Task instructions
Count how many lines of the material hold "JSON". Respond with that number alone.

Material supplied

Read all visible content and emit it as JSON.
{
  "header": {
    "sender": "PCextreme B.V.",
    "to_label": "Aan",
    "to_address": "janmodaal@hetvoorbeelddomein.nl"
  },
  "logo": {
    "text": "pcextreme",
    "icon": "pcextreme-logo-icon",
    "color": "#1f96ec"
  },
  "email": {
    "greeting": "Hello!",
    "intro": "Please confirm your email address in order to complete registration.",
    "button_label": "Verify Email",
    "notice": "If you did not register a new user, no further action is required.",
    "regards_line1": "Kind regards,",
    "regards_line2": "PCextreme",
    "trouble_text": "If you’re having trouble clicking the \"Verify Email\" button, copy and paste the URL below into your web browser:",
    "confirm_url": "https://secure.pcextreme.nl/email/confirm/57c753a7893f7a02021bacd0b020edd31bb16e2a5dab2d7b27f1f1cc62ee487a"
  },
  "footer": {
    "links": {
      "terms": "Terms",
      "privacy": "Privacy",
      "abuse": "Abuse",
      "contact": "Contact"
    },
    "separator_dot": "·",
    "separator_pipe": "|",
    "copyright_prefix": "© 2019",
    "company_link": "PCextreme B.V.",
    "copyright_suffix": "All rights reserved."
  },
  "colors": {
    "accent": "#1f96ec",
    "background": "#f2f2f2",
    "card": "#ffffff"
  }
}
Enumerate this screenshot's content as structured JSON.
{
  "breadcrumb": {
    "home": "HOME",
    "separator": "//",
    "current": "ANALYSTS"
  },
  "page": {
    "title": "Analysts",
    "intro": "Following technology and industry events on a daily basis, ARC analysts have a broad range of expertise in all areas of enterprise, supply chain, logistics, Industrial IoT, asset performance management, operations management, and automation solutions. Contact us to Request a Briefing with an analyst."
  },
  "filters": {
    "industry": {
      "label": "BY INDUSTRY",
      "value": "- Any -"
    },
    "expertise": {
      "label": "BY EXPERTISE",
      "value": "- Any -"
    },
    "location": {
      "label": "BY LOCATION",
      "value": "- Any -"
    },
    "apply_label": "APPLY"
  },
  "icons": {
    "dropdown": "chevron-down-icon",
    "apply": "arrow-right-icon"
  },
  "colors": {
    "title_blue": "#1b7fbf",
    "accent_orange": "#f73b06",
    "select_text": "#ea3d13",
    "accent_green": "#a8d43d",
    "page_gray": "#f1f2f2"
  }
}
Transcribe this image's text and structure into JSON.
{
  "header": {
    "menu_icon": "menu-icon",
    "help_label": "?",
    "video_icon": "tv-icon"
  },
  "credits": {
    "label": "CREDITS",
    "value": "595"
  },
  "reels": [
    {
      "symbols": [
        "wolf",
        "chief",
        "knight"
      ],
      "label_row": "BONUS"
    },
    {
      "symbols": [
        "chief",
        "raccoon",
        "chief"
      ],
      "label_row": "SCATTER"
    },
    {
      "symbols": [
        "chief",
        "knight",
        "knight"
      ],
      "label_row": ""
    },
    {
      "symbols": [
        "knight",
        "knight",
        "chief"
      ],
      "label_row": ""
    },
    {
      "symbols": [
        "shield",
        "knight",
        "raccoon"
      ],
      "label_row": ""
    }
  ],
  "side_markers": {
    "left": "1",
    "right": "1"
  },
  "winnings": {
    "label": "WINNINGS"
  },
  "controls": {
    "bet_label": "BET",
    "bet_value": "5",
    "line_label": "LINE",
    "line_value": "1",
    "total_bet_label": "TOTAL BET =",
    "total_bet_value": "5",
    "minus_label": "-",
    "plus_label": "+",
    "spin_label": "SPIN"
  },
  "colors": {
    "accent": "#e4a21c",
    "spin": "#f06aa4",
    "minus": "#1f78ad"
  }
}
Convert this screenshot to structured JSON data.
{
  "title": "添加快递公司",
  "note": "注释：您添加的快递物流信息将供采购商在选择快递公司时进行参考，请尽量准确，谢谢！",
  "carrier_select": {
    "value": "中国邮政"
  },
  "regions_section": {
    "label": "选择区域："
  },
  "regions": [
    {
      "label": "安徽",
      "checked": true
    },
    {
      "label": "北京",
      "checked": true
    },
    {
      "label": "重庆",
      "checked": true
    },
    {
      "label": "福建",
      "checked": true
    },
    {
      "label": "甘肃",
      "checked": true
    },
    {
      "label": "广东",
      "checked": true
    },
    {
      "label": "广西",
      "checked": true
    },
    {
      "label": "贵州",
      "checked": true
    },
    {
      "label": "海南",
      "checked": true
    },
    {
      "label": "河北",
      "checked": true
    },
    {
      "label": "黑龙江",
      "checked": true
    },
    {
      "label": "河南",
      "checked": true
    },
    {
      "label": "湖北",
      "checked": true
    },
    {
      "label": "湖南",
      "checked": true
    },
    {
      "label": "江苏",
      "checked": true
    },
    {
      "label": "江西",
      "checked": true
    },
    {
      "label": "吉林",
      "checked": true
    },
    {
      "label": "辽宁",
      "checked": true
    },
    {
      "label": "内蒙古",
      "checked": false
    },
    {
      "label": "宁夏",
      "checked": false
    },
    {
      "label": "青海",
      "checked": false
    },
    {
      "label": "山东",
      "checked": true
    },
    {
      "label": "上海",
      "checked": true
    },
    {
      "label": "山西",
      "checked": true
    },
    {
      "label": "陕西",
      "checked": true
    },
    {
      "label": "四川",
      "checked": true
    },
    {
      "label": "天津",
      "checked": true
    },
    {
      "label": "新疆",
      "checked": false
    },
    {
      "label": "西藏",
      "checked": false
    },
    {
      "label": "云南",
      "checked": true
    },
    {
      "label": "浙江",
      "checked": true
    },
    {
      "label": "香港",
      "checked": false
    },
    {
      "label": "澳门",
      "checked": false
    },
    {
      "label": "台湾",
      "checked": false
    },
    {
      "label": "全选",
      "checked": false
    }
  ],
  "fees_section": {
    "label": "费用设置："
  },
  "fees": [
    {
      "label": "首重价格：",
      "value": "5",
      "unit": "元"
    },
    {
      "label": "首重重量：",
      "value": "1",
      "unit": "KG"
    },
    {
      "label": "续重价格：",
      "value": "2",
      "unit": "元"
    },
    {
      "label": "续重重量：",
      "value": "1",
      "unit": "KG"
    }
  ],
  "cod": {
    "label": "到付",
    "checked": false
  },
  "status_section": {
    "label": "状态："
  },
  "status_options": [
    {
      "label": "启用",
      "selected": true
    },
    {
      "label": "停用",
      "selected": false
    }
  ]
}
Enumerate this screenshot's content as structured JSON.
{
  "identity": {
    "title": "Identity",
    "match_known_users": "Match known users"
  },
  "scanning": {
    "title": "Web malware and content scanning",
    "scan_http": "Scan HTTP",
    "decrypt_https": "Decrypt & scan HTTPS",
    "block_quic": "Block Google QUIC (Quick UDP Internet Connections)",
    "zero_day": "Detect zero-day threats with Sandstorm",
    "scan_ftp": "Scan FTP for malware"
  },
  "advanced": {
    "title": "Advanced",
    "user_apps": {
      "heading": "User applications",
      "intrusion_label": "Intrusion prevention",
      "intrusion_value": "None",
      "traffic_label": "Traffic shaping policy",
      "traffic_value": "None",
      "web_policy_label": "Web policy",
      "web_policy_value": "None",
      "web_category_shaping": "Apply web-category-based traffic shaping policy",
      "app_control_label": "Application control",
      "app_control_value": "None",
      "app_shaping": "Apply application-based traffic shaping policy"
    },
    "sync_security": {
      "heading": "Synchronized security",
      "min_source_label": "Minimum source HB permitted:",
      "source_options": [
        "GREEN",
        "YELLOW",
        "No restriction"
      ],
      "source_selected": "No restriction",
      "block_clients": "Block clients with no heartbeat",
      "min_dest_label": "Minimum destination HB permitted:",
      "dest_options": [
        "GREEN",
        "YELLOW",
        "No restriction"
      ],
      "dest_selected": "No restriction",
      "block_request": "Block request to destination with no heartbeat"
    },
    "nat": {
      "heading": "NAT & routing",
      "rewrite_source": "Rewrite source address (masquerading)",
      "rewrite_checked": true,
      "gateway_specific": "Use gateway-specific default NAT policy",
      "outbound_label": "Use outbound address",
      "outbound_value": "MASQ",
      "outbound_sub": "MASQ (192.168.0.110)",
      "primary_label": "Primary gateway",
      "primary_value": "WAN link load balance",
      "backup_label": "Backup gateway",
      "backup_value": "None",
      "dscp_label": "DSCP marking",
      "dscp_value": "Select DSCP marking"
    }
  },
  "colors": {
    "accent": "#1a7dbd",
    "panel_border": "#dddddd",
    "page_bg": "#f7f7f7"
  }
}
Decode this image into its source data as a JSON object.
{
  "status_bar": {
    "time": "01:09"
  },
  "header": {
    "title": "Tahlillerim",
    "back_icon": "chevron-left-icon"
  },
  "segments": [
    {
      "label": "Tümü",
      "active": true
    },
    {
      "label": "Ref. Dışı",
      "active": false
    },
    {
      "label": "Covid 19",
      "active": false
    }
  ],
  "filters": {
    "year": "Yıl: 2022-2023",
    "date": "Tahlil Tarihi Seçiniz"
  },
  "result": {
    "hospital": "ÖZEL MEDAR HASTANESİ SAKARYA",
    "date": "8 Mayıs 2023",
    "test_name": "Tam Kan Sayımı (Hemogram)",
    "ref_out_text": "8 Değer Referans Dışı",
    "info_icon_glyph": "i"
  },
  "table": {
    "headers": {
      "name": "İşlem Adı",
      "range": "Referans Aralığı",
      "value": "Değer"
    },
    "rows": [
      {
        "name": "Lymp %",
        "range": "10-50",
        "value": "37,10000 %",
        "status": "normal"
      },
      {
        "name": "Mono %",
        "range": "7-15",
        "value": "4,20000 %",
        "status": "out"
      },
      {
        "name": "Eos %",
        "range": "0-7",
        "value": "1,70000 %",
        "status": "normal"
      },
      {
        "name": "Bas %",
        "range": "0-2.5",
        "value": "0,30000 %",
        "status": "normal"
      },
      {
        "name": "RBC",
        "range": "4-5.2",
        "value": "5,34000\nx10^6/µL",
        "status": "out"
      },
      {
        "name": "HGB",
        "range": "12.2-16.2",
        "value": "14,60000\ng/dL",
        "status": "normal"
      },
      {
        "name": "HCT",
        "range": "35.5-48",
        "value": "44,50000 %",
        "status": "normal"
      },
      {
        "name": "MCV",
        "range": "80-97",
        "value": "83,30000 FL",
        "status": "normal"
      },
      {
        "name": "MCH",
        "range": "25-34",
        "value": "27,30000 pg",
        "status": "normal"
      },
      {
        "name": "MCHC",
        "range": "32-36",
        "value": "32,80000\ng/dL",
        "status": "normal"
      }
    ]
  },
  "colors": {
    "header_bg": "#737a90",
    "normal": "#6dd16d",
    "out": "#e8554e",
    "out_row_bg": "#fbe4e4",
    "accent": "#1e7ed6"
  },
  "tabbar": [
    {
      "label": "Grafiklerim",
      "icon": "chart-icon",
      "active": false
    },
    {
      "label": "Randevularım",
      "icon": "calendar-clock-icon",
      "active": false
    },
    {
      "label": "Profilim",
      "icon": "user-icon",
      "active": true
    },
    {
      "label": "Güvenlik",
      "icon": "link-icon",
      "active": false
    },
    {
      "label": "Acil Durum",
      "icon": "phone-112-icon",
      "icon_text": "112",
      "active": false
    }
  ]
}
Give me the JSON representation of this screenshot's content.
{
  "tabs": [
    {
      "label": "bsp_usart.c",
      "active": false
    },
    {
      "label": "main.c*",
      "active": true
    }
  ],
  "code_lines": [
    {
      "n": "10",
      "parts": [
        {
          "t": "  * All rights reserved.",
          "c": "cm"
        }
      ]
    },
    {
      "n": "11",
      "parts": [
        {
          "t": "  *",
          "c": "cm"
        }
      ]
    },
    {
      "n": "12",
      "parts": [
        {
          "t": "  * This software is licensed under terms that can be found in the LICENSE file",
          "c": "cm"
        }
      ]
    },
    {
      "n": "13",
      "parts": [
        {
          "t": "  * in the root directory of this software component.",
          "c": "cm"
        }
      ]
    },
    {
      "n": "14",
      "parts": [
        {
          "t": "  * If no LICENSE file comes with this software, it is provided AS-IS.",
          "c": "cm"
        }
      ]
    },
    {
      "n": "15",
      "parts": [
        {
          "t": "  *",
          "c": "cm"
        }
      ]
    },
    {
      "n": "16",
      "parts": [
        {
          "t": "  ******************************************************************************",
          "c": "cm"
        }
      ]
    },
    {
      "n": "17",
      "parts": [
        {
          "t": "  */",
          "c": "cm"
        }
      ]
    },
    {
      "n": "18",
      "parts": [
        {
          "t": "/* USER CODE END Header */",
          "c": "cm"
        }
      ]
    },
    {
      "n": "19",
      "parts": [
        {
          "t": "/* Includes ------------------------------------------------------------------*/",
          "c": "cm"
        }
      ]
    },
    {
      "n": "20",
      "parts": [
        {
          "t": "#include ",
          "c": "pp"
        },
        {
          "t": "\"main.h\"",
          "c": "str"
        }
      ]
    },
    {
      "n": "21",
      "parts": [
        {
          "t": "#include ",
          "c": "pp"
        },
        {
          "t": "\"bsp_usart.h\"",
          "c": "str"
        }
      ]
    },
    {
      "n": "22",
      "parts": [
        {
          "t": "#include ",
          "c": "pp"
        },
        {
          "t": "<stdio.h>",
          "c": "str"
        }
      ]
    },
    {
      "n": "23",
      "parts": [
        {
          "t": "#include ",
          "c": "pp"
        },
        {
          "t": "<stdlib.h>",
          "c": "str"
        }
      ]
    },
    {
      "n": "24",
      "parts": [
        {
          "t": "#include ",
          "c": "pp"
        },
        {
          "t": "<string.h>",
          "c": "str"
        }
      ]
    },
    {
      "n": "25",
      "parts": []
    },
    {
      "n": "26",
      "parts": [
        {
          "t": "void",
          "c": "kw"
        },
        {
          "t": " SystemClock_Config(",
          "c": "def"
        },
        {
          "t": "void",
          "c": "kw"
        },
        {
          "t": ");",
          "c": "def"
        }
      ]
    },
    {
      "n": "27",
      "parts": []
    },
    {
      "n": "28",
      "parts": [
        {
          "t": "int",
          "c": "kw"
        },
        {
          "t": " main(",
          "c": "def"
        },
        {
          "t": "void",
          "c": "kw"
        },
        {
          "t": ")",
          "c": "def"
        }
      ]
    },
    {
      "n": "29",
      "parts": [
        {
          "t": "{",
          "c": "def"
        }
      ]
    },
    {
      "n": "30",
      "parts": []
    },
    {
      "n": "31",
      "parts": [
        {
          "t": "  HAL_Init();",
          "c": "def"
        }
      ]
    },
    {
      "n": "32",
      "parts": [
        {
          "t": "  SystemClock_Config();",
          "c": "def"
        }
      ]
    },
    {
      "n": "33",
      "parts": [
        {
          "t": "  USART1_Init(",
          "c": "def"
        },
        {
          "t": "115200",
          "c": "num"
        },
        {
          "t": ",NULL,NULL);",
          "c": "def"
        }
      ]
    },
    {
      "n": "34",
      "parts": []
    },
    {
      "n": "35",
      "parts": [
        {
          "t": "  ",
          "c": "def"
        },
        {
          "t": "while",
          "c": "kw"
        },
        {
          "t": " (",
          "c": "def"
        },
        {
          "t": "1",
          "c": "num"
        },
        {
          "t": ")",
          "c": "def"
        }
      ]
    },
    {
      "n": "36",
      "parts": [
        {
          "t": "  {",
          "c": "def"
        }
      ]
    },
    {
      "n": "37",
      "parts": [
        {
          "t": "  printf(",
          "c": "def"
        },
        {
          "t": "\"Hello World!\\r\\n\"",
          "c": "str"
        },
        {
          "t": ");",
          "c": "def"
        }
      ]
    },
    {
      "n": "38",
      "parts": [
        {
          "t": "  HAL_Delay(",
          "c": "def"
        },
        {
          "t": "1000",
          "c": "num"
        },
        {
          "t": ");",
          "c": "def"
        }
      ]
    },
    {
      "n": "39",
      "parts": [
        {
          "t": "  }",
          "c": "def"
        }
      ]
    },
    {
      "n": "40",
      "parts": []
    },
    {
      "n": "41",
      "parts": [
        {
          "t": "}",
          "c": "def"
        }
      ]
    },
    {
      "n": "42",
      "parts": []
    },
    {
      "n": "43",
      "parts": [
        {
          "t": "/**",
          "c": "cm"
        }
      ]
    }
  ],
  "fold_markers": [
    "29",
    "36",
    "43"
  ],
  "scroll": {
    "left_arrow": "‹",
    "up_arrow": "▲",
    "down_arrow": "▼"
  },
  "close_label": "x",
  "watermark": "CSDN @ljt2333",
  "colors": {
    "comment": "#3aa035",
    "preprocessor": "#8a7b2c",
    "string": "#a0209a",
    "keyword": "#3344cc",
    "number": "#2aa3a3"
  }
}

Output for this task
7